In full and without alteration, output each record given here.

* * * *

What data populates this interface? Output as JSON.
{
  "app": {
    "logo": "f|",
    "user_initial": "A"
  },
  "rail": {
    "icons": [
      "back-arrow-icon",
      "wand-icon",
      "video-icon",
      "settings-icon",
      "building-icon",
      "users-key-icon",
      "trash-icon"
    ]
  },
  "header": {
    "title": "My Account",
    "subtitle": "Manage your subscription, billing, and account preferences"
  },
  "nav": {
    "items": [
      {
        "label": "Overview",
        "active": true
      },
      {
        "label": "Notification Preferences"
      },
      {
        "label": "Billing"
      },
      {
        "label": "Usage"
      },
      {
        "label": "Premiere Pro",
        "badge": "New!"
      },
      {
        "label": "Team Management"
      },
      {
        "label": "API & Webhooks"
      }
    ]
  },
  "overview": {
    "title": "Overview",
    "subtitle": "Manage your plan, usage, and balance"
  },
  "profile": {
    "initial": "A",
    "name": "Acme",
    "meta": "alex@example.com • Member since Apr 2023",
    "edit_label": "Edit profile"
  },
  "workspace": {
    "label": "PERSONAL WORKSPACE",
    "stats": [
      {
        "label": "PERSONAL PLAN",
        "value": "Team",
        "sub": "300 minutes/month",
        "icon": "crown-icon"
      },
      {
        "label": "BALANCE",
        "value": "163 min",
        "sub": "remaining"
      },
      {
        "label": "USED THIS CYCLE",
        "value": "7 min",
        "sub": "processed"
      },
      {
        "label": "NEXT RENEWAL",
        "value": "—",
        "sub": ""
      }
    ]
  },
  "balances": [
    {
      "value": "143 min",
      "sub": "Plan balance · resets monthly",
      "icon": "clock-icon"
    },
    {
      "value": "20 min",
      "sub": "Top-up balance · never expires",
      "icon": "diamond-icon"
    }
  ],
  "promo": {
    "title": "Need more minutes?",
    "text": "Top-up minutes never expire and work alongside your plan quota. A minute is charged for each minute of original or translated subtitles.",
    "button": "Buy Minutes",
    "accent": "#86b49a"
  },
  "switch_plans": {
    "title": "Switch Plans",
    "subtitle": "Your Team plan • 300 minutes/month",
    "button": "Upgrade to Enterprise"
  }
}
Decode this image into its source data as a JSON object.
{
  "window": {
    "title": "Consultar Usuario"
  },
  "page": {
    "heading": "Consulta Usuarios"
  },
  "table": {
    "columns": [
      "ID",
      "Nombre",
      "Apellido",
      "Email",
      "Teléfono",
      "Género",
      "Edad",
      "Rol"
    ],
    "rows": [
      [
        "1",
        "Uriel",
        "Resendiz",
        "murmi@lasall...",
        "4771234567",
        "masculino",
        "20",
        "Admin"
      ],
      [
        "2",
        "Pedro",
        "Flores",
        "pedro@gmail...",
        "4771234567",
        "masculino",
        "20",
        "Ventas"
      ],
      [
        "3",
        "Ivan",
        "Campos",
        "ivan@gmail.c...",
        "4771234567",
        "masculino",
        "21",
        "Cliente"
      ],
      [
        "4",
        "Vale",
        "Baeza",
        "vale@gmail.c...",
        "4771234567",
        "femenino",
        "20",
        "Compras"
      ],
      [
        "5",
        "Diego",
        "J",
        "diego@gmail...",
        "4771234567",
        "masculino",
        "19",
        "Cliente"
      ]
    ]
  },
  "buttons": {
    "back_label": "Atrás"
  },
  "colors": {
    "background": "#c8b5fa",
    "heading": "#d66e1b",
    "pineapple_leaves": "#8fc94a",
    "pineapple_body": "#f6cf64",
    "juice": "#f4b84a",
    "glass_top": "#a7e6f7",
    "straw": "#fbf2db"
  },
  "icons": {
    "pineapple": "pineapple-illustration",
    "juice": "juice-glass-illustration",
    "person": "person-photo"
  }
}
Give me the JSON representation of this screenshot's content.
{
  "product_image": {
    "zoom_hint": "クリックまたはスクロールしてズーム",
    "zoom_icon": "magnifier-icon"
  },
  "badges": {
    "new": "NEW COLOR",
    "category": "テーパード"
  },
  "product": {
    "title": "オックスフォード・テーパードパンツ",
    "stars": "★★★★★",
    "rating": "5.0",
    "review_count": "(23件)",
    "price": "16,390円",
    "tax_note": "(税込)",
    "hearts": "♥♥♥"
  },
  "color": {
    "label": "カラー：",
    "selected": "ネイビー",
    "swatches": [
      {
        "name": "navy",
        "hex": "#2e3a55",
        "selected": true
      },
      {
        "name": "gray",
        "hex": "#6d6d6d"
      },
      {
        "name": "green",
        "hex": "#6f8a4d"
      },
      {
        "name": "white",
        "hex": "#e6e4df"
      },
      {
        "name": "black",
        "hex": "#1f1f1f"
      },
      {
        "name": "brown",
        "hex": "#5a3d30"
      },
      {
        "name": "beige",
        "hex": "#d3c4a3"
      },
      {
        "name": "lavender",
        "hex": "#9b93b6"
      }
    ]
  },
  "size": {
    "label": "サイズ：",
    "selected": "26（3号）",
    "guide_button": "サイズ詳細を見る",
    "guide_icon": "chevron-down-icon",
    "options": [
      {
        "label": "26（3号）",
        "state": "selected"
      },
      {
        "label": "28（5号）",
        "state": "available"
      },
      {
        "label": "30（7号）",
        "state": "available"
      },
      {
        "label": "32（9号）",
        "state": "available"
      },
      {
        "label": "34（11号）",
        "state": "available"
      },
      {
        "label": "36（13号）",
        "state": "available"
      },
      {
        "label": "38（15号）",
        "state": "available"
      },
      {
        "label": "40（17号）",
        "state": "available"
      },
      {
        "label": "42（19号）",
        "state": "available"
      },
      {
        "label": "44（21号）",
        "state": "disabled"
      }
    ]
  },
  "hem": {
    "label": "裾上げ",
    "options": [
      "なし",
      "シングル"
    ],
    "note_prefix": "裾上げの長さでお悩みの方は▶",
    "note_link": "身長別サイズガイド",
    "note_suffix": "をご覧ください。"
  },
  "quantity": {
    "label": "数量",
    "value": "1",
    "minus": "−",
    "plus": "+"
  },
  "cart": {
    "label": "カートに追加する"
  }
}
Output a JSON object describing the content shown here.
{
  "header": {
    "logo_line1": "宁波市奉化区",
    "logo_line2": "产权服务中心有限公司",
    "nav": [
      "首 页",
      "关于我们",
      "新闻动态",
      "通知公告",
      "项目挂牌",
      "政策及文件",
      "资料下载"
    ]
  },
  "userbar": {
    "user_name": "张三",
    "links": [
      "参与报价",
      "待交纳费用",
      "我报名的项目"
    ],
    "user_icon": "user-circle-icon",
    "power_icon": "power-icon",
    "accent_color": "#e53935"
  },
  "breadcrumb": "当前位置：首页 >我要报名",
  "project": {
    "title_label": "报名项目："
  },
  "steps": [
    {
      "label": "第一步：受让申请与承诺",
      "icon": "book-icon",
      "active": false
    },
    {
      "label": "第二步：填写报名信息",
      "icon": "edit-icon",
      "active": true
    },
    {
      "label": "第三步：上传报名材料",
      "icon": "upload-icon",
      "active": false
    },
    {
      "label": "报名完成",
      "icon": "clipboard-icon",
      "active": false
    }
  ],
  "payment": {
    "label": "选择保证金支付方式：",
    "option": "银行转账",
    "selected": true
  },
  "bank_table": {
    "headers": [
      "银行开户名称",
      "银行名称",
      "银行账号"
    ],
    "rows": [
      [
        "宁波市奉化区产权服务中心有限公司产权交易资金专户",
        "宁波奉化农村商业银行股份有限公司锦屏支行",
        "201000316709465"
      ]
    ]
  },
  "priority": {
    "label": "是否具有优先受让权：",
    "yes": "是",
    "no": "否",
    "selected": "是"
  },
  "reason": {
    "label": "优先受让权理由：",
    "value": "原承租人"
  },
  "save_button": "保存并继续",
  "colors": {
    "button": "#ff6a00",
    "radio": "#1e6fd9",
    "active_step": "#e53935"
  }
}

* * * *

**EXERCISE RESPONSE**:
What data populates this interface? Output as JSON.
{
  "app": {
    "logo": "f|",
    "user_initial": "A"
  },
  "rail": {
    "icons": [
      "back-arrow-icon",
      "wand-icon",
      "video-icon",
      "settings-icon",
      "building-icon",
      "users-key-icon",
      "trash-icon"
    ]
  },
  "header": {
    "title": "My Account",
    "subtitle": "Manage your subscription, billing, and account preferences"
  },
  "nav": {
    "items": [
      {
        "label": "Overview",
        "active": true
      },
      {
        "label": "Notification Preferences"
      },
      {
        "label": "Billing"
      },
      {
        "label": "Usage"
      },
      {
        "label": "Premiere Pro",
        "badge": "New!"
      },
      {
        "label": "Team Management"
      },
      {
        "label": "API & Webhooks"
      }
    ]
  },
  "overview": {
    "title": "Overview",
    "subtitle": "Manage your plan, usage, and balance"
  },
  "profile": {
    "initial": "A",
    "name": "Acme",
    "meta": "alex@example.com • Member since Apr 2023",
    "edit_label": "Edit profile"
  },
  "workspace": {
    "label": "PERSONAL WORKSPACE",
    "stats": [
      {
        "label": "PERSONAL PLAN",
        "value": "Team",
        "sub": "300 minutes/month",
        "icon": "crown-icon"
      },
      {
        "label": "BALANCE",
        "value": "163 min",
        "sub": "remaining"
      },
      {
        "label": "USED THIS CYCLE",
        "value": "7 min",
        "sub": "processed"
      },
      {
        "label": "NEXT RENEWAL",
        "value": "—",
        "sub": ""
      }
    ]
  },
  "balances": [
    {
      "value": "143 min",
      "sub": "Plan balance · resets monthly",
      "icon": "clock-icon"
    },
    {
      "value": "20 min",
      "sub": "Top-up balance · never expires",
      "icon": "diamond-icon"
    }
  ],
  "promo": {
    "title": "Need more minutes?",
    "text": "Top-up minutes never expire and work alongside your plan quota. A minute is charged for each minute of original or translated subtitles.",
    "button": "Buy Minutes",
    "accent": "#86b49a"
  },
  "switch_plans": {
    "title": "Switch Plans",
    "subtitle": "Your Team plan • 300 minutes/month",
    "button": "Upgrade to Enterprise"
  }
}
Decode this image into its source data as a JSON object.
{
  "window": {
    "title": "Consultar Usuario"
  },
  "page": {
    "heading": "Consulta Usuarios"
  },
  "table": {
    "columns": [
      "ID",
      "Nombre",
      "Apellido",
      "Email",
      "Teléfono",
      "Género",
      "Edad",
      "Rol"
    ],
    "rows": [
      [
        "1",
        "Uriel",
        "Resendiz",
        "murmi@lasall...",
        "4771234567",
        "masculino",
        "20",
        "Admin"
      ],
      [
        "2",
        "Pedro",
        "Flores",
        "pedro@gmail...",
        "4771234567",
        "masculino",
        "20",
        "Ventas"
      ],
      [
        "3",
        "Ivan",
        "Campos",
        "ivan@gmail.c...",
        "4771234567",
        "masculino",
        "21",
        "Cliente"
      ],
      [
        "4",
        "Vale",
        "Baeza",
        "vale@gmail.c...",
        "4771234567",
        "femenino",
        "20",
        "Compras"
      ],
      [
        "5",
        "Diego",
        "J",
        "diego@gmail...",
        "4771234567",
        "masculino",
        "19",
        "Cliente"
      ]
    ]
  },
  "buttons": {
    "back_label": "Atrás"
  },
  "colors": {
    "background": "#c8b5fa",
    "heading": "#d66e1b",
    "pineapple_leaves": "#8fc94a",
    "pineapple_body": "#f6cf64",
    "juice": "#f4b84a",
    "glass_top": "#a7e6f7",
    "straw": "#fbf2db"
  },
  "icons": {
    "pineapple": "pineapple-illustration",
    "juice": "juice-glass-illustration",
    "person": "person-photo"
  }
}
Give me the JSON representation of this screenshot's content.
{
  "product_image": {
    "zoom_hint": "クリックまたはスクロールしてズーム",
    "zoom_icon": "magnifier-icon"
  },
  "badges": {
    "new": "NEW COLOR",
    "category": "テーパード"
  },
  "product": {
    "title": "オックスフォード・テーパードパンツ",
    "stars": "★★★★★",
    "rating": "5.0",
    "review_count": "(23件)",
    "price": "16,390円",
    "tax_note": "(税込)",
    "hearts": "♥♥♥"
  },
  "color": {
    "label": "カラー：",
    "selected": "ネイビー",
    "swatches": [
      {
        "name": "navy",
        "hex": "#2e3a55",
        "selected": true
      },
      {
        "name": "gray",
        "hex": "#6d6d6d"
      },
      {
        "name": "green",
        "hex": "#6f8a4d"
      },
      {
        "name": "white",
        "hex": "#e6e4df"
      },
      {
        "name": "black",
        "hex": "#1f1f1f"
      },
      {
        "name": "brown",
        "hex": "#5a3d30"
      },
      {
        "name": "beige",
        "hex": "#d3c4a3"
      },
      {
        "name": "lavender",
        "hex": "#9b93b6"
      }
    ]
  },
  "size": {
    "label": "サイズ：",
    "selected": "26（3号）",
    "guide_button": "サイズ詳細を見る",
    "guide_icon": "chevron-down-icon",
    "options": [
      {
        "label": "26（3号）",
        "state": "selected"
      },
      {
        "label": "28（5号）",
        "state": "available"
      },
      {
        "label": "30（7号）",
        "state": "available"
      },
      {
        "label": "32（9号）",
        "state": "available"
      },
      {
        "label": "34（11号）",
        "state": "available"
      },
      {
        "label": "36（13号）",
        "state": "available"
      },
      {
        "label": "38（15号）",
        "state": "available"
      },
      {
        "label": "40（17号）",
        "state": "available"
      },
      {
        "label": "42（19号）",
        "state": "available"
      },
      {
        "label": "44（21号）",
        "state": "disabled"
      }
    ]
  },
  "hem": {
    "label": "裾上げ",
    "options": [
      "なし",
      "シングル"
    ],
    "note_prefix": "裾上げの長さでお悩みの方は▶",
    "note_link": "身長別サイズガイド",
    "note_suffix": "をご覧ください。"
  },
  "quantity": {
    "label": "数量",
    "value": "1",
    "minus": "−",
    "plus": "+"
  },
  "cart": {
    "label": "カートに追加する"
  }
}
Output a JSON object describing the content shown here.
{
  "header": {
    "logo_line1": "宁波市奉化区",
    "logo_line2": "产权服务中心有限公司",
    "nav": [
      "首 页",
      "关于我们",
      "新闻动态",
      "通知公告",
      "项目挂牌",
      "政策及文件",
      "资料下载"
    ]
  },
  "userbar": {
    "user_name": "张三",
    "links": [
      "参与报价",
      "待交纳费用",
      "我报名的项目"
    ],
    "user_icon": "user-circle-icon",
    "power_icon": "power-icon",
    "accent_color": "#e53935"
  },
  "breadcrumb": "当前位置：首页 >我要报名",
  "project": {
    "title_label": "报名项目："
  },
  "steps": [
    {
      "label": "第一步：受让申请与承诺",
      "icon": "book-icon",
      "active": false
    },
    {
      "label": "第二步：填写报名信息",
      "icon": "edit-icon",
      "active": true
    },
    {
      "label": "第三步：上传报名材料",
      "icon": "upload-icon",
      "active": false
    },
    {
      "label": "报名完成",
      "icon": "clipboard-icon",
      "active": false
    }
  ],
  "payment": {
    "label": "选择保证金支付方式：",
    "option": "银行转账",
    "selected": true
  },
  "bank_table": {
    "headers": [
      "银行开户名称",
      "银行名称",
      "银行账号"
    ],
    "rows": [
      [
        "宁波市奉化区产权服务中心有限公司产权交易资金专户",
        "宁波奉化农村商业银行股份有限公司锦屏支行",
        "201000316709465"
      ]
    ]
  },
  "priority": {
    "label": "是否具有优先受让权：",
    "yes": "是",
    "no": "否",
    "selected": "是"
  },
  "reason": {
    "label": "优先受让权理由：",
    "value": "原承租人"
  },
  "save_button": "保存并继续",
  "colors": {
    "button": "#ff6a00",
    "radio": "#1e6fd9",
    "active_step": "#e53935"
  }
}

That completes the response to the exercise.